reported an interesting bifunctional catalytic system using Al[Cl.sub.3] as the Lewis acidic catalyst and [H.sub.3]P[O.sub.4] as Bronsted acidic catalyst, and when the Al[Cl.sub.3]-[H.sub.3]P[O.sub.4] catalyst was employed for the transformation of cellulose to 5-HMF, the highest yield of 5-HMF with 49.42% was achieved in a single-phase reaction system of 1, 2-dimethoxyethane (DMOE) and water at 180[degrees]C for 120 min under the reaction conditions of mole ratio of 1: 0.8 of Al[Cl.sub.3]/ [H.sub.3]P[O.sub.4] and volumetric ratio of 7: 1 of DMOE/[H.sub.2]O (Table 5, entry 5) [337].
The preparation of LA from biorenewable cellulose has attracted more and more attention of researchers [47, 340-347].

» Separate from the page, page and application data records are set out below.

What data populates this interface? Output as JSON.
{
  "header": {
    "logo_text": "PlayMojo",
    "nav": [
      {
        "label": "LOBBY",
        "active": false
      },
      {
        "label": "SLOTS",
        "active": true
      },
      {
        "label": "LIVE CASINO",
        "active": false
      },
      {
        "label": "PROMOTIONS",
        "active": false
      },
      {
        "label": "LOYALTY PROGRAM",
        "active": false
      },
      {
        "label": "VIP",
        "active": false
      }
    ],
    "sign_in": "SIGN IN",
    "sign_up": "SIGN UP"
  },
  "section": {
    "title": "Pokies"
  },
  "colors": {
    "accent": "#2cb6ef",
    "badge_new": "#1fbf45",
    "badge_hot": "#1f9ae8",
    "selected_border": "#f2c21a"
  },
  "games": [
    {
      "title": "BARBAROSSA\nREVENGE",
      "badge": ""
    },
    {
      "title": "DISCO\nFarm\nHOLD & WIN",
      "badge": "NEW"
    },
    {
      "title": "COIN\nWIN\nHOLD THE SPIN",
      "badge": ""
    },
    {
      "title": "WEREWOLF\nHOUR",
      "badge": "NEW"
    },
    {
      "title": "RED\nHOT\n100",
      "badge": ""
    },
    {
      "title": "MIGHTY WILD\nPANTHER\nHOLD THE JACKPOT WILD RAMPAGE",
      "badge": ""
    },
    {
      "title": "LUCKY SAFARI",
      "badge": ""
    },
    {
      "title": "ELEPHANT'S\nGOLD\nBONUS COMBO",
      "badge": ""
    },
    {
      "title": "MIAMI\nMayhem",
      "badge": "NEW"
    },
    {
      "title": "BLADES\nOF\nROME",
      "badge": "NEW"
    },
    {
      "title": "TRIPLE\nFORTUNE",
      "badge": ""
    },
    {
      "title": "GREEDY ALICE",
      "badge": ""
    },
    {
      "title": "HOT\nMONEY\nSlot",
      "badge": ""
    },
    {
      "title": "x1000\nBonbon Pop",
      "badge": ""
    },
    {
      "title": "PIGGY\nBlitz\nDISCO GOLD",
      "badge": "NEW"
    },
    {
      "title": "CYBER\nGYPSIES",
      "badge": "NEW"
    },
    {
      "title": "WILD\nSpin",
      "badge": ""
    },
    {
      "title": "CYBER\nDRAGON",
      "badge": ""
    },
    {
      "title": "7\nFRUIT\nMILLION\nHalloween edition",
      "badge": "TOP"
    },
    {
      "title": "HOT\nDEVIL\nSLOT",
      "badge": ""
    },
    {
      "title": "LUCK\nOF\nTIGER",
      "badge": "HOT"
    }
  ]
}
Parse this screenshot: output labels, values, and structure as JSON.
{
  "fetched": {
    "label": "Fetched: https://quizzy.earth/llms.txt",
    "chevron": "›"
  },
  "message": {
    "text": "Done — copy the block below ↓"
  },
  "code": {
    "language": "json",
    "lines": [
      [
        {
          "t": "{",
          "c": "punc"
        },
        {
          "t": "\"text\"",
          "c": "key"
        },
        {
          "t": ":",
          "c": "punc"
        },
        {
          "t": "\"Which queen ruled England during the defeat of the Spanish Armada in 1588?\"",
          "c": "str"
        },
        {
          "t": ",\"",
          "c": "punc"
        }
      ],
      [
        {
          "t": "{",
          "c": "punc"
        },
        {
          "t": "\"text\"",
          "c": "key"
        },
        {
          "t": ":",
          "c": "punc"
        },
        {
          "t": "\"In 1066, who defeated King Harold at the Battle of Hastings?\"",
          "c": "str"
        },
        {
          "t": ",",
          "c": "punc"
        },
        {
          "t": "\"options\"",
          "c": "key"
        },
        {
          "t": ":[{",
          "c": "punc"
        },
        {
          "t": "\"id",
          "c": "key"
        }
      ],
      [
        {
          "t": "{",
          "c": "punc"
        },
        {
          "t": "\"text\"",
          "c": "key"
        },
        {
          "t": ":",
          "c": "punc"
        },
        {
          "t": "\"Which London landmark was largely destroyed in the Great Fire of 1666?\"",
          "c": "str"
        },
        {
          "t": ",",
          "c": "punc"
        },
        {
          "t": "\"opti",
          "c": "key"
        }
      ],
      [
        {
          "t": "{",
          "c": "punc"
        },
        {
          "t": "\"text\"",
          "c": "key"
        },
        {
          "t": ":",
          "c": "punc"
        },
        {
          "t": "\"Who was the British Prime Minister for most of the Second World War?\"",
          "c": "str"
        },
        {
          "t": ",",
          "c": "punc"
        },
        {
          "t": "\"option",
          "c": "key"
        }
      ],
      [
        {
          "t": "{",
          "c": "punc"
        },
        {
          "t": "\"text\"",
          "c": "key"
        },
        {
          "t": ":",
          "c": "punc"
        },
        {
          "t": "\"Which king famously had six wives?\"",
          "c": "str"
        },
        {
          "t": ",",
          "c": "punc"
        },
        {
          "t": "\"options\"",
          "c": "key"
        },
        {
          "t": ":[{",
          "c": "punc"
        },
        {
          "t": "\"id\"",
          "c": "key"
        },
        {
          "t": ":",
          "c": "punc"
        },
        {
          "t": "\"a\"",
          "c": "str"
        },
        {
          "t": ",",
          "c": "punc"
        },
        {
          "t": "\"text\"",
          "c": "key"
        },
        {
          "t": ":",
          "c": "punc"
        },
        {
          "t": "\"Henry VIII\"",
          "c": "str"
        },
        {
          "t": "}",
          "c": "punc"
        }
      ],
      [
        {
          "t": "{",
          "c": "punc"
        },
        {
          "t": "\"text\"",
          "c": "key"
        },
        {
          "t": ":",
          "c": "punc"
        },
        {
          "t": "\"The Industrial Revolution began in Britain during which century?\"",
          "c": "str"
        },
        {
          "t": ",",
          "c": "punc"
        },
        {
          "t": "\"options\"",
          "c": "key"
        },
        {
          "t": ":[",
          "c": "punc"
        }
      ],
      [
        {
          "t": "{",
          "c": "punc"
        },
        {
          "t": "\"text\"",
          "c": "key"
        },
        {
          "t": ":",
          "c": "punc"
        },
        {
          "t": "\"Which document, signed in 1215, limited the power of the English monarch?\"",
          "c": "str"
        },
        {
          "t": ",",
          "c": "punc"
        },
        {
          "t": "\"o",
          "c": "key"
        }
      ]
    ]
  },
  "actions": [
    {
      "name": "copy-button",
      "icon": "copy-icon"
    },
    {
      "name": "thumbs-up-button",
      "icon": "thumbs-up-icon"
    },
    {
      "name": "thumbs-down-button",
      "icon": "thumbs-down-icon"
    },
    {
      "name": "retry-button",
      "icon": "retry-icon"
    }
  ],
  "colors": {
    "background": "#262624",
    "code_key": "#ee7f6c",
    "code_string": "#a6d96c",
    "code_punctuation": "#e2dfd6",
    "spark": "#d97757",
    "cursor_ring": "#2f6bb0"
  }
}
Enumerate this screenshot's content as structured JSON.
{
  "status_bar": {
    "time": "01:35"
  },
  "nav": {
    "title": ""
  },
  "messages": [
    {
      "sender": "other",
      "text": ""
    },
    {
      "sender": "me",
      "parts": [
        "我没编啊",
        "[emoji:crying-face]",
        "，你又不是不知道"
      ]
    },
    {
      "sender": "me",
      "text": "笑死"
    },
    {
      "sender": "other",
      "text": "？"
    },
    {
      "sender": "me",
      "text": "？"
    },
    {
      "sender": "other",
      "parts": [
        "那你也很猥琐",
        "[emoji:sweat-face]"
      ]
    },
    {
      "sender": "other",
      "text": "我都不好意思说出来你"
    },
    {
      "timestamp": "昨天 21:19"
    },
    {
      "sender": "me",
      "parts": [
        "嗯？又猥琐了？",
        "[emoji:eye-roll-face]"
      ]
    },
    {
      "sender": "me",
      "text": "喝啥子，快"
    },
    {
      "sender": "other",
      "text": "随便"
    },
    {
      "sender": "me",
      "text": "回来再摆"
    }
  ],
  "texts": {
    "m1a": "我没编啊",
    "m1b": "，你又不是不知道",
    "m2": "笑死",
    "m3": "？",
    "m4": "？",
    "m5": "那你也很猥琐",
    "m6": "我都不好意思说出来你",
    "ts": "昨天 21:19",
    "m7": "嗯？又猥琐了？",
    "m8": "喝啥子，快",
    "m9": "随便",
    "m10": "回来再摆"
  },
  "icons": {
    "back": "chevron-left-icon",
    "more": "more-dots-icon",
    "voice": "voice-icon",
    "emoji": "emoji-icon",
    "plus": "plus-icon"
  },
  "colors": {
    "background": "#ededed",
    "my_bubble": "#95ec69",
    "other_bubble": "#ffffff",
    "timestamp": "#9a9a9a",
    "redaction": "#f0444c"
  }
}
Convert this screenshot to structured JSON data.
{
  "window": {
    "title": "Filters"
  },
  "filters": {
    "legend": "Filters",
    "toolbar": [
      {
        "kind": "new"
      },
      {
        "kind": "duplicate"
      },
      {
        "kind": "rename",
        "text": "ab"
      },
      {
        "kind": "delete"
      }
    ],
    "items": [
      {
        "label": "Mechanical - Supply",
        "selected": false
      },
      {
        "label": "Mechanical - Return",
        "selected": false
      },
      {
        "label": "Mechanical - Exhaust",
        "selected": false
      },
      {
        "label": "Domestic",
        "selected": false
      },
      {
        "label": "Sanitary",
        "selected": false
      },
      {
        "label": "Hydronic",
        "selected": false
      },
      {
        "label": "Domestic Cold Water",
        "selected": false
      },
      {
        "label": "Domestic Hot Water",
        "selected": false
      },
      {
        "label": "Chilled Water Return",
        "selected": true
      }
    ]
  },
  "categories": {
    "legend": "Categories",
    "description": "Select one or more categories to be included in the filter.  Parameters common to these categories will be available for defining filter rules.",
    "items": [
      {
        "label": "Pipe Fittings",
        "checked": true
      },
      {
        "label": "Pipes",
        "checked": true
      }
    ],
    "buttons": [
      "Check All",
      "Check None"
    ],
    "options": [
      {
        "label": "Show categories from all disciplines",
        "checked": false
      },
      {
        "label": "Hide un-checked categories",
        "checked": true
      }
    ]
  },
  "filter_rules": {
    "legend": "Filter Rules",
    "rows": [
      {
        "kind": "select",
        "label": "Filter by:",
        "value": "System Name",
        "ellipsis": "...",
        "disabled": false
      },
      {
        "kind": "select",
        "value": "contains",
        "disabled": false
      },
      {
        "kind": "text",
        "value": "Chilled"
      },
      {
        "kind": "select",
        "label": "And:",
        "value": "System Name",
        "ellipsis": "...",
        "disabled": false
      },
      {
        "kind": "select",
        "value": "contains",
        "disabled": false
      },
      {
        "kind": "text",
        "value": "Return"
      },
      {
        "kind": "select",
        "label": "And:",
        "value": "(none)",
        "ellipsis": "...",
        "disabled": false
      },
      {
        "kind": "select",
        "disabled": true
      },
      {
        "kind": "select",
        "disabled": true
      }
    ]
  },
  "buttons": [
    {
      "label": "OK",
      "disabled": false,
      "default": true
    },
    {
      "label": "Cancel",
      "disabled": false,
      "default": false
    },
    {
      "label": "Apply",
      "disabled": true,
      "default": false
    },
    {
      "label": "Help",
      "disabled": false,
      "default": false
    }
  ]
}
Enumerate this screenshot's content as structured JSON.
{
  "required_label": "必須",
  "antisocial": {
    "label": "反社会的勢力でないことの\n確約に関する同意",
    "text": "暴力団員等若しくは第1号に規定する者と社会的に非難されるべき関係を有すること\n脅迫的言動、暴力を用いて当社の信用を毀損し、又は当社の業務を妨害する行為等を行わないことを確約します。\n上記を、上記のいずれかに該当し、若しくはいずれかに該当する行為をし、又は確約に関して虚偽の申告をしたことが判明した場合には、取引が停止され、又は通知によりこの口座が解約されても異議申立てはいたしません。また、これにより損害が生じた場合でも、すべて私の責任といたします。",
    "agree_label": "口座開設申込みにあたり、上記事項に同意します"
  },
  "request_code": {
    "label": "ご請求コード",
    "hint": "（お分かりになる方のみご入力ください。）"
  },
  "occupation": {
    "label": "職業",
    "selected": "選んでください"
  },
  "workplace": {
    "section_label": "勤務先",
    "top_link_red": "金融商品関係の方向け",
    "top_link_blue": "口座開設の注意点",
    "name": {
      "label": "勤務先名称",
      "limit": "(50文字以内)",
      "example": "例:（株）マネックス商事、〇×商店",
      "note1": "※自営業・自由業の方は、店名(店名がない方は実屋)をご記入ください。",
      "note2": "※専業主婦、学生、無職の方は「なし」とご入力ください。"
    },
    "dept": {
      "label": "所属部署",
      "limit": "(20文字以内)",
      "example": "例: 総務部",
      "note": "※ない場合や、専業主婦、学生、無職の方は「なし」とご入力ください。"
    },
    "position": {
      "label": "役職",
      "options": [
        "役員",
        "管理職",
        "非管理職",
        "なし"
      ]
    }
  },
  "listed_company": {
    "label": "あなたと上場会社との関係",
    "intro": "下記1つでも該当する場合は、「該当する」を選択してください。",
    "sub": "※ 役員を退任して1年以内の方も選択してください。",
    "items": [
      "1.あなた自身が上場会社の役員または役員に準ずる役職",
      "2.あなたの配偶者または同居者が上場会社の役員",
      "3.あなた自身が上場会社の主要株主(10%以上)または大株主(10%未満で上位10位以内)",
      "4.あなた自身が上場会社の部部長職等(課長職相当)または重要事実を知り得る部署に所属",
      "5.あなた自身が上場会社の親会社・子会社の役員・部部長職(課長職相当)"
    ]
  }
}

Shen and coworkers reported that a high catalytic activity for the conversion of cellulose to LA with a yield of 39.4% was achieved in the presence of IL 1-(4-sulfonic acid) butyl-3-methylimidazolium hydrogen sulfate ([BSMim]HS[O.sub.4]) with addition of water at 120[degrees]C for 120 min (Table 6, entry 1) [348].
synthesized a dicationic IL catalyst [[C.sub.4][(Mim).sub.2]][2(HS[O.sub.4])[([H.sub.2]SO).sub.2]] including 1, 1- bis(3-methylimidazolium-1-yl) butylene ([[C.sub.4][(Mim).sub.2]]) cation with counter anions hydrogensulfate, dihydrogensulfate, methanesulfonate, and trifluoromethanesulfonate, which was used for the direct conversion of cellulose into LA, resulting in 55% LA yield in [H.sub.2]O at 100[degrees]C for 3 h, which was demonstrated to be a better catalytic activity than other reported ILs (Table 6, entry 3) [350].